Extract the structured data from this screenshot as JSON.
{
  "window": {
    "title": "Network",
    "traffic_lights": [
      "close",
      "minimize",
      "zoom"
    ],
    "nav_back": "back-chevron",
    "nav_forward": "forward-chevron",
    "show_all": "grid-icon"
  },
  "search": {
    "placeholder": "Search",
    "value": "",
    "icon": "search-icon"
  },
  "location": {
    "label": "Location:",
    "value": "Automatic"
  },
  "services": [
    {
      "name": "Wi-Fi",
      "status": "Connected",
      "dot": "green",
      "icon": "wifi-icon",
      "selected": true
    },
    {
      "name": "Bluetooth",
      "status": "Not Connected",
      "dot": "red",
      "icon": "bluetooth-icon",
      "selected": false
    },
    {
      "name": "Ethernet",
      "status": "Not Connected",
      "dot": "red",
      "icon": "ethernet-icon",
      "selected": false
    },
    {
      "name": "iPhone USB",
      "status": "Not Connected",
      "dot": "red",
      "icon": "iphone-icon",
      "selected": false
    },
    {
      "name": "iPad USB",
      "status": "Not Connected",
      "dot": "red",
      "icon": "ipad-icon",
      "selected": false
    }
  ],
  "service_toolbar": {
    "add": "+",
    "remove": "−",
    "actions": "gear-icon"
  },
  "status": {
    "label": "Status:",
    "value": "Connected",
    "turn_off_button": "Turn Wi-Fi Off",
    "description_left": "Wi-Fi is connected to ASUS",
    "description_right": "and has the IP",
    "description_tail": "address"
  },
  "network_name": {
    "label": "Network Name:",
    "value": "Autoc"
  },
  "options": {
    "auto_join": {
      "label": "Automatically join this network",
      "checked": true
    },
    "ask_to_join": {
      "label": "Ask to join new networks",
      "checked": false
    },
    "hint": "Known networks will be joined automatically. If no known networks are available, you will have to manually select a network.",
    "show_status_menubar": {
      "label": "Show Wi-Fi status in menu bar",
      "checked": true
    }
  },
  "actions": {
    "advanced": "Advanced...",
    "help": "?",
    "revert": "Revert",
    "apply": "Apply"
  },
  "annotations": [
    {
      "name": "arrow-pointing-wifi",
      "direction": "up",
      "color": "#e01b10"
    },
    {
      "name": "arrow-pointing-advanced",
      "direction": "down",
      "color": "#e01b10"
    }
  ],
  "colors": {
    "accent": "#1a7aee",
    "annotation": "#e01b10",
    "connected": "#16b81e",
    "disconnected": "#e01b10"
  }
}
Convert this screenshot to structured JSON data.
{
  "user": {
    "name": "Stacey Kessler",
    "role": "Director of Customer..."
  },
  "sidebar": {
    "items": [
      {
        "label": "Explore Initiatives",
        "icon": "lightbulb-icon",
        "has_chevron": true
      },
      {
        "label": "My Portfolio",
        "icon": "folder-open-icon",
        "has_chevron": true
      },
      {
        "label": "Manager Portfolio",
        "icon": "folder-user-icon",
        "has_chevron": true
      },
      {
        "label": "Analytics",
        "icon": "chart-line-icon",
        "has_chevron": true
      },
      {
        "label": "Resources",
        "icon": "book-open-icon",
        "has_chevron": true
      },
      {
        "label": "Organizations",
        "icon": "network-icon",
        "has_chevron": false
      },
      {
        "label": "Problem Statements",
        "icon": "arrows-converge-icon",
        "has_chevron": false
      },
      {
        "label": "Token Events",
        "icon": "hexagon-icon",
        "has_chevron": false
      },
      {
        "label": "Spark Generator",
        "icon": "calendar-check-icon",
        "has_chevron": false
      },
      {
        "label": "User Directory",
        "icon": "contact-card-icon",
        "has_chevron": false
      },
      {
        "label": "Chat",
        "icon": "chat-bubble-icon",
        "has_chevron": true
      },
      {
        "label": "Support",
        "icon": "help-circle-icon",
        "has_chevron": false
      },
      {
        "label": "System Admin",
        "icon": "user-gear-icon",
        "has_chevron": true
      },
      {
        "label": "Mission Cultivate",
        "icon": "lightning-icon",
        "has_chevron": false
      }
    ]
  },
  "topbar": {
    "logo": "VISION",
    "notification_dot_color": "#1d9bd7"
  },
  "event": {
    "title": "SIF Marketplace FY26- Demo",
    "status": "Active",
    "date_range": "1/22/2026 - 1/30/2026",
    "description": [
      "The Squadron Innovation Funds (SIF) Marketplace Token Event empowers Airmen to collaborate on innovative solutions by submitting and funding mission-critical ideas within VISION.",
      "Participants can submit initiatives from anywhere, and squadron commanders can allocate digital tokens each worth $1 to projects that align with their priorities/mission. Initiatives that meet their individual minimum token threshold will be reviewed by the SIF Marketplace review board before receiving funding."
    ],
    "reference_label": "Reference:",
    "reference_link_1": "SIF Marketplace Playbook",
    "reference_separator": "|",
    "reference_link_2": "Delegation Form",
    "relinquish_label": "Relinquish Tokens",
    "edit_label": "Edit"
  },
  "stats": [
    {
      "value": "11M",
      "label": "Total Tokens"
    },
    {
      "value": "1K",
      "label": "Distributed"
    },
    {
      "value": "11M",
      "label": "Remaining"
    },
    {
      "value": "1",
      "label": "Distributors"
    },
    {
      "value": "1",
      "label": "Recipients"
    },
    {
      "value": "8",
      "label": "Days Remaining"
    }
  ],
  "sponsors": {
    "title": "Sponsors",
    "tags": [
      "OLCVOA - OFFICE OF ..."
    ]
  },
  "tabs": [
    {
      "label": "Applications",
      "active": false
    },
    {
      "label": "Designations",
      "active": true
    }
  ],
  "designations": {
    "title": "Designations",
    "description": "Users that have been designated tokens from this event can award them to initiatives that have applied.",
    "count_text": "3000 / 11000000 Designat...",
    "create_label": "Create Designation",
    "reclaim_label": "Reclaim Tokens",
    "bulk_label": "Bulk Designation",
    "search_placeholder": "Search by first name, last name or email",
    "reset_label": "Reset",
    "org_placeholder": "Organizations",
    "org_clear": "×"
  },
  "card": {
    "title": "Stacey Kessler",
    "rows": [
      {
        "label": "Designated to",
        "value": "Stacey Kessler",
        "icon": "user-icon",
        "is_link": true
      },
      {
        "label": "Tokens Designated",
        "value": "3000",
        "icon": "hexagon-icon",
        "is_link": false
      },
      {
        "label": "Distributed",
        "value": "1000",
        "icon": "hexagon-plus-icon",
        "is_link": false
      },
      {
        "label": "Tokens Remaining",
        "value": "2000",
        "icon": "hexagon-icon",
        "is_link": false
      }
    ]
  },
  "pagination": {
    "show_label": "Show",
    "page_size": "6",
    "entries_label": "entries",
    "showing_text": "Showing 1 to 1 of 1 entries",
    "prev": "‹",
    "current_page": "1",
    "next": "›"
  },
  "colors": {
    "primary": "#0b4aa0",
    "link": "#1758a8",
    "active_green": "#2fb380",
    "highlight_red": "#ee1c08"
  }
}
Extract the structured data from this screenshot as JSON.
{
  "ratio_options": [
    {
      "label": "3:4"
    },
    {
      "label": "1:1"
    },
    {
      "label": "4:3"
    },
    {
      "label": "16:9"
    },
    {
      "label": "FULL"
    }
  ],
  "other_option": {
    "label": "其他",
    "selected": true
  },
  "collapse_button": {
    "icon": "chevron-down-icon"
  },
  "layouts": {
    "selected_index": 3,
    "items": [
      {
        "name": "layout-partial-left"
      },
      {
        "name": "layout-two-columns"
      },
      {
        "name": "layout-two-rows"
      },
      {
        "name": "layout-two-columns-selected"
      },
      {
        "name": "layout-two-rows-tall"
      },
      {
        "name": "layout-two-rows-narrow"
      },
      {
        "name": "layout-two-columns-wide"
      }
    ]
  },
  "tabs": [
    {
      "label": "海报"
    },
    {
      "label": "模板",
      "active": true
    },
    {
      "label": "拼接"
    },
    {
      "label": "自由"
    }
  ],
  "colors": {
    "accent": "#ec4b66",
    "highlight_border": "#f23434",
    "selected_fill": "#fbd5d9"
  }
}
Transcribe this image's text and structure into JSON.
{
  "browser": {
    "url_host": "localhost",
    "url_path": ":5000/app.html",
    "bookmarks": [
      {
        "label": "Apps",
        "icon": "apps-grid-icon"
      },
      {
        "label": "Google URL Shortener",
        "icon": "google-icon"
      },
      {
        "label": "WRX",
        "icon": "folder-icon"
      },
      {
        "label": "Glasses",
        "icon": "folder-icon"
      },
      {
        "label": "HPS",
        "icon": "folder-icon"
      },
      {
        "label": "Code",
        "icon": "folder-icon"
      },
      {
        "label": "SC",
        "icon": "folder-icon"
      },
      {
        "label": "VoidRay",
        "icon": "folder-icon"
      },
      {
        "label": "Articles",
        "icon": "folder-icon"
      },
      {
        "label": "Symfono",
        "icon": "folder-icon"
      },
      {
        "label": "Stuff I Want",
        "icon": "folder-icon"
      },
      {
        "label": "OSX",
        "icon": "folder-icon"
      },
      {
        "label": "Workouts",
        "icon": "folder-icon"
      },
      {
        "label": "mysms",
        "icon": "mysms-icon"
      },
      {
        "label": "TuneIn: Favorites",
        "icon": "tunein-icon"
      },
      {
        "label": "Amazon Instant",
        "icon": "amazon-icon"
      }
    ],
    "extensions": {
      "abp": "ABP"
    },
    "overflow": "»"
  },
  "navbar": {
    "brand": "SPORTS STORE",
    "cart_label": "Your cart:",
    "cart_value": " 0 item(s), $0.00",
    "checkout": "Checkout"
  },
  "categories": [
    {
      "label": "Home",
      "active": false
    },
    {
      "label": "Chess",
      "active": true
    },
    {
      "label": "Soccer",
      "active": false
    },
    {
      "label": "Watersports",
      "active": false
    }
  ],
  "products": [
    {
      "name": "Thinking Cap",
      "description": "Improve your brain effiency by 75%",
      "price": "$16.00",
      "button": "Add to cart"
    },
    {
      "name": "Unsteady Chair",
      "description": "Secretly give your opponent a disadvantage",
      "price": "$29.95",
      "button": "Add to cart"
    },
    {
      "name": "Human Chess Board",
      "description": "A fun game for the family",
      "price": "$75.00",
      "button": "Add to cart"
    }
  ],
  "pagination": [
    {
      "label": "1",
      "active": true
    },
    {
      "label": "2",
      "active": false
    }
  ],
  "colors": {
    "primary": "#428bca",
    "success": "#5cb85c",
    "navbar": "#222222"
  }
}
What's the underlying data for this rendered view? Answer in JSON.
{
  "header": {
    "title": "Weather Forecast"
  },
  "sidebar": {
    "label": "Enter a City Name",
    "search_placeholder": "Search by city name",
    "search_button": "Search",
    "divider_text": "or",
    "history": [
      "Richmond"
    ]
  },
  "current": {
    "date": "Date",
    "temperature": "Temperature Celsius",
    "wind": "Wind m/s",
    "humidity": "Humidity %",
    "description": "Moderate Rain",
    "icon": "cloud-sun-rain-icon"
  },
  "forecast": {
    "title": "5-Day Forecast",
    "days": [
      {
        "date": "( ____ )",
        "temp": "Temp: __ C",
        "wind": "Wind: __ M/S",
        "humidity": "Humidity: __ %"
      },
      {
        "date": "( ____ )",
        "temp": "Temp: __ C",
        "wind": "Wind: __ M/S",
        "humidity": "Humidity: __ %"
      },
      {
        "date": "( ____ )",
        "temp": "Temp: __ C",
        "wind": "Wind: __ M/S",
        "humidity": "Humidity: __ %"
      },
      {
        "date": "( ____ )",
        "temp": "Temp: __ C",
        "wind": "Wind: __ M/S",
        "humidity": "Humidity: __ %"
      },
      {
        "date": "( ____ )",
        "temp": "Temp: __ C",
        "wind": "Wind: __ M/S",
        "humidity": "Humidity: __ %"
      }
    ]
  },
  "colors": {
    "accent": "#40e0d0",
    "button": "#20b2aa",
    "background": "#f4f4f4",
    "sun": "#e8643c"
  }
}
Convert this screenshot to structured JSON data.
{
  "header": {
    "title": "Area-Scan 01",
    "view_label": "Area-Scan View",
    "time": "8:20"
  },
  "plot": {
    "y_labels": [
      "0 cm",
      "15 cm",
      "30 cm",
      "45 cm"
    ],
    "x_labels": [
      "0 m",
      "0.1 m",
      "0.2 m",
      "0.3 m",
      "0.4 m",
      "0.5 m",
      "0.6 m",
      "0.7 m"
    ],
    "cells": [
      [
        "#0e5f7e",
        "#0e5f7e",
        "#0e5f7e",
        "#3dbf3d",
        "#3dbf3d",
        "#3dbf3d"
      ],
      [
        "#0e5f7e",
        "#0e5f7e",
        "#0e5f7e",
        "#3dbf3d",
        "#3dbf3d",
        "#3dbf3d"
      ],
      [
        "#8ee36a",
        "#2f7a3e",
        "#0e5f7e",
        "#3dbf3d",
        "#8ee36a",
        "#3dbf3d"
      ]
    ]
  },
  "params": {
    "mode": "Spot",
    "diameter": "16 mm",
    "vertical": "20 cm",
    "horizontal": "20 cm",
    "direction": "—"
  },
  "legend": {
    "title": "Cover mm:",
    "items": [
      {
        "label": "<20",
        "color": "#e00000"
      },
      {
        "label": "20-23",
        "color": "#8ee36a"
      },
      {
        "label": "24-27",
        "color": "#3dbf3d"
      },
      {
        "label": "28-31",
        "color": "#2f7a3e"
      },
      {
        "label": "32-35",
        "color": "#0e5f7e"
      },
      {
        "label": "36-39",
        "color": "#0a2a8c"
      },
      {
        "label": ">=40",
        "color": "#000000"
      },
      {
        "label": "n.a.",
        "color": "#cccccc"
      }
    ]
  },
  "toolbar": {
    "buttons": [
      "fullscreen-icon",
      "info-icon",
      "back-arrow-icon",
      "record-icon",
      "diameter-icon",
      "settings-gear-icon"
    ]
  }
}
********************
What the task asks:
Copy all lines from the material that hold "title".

Written answer:
    "title": "Network",
    "title": "SIF Marketplace FY26- Demo",
    "title": "Sponsors",
    "title": "Designations",
    "title": "Stacey Kessler",
    "title": "Weather Forecast"
    "title": "5-Day Forecast",
    "title": "Area-Scan 01",
    "title": "Cover mm:",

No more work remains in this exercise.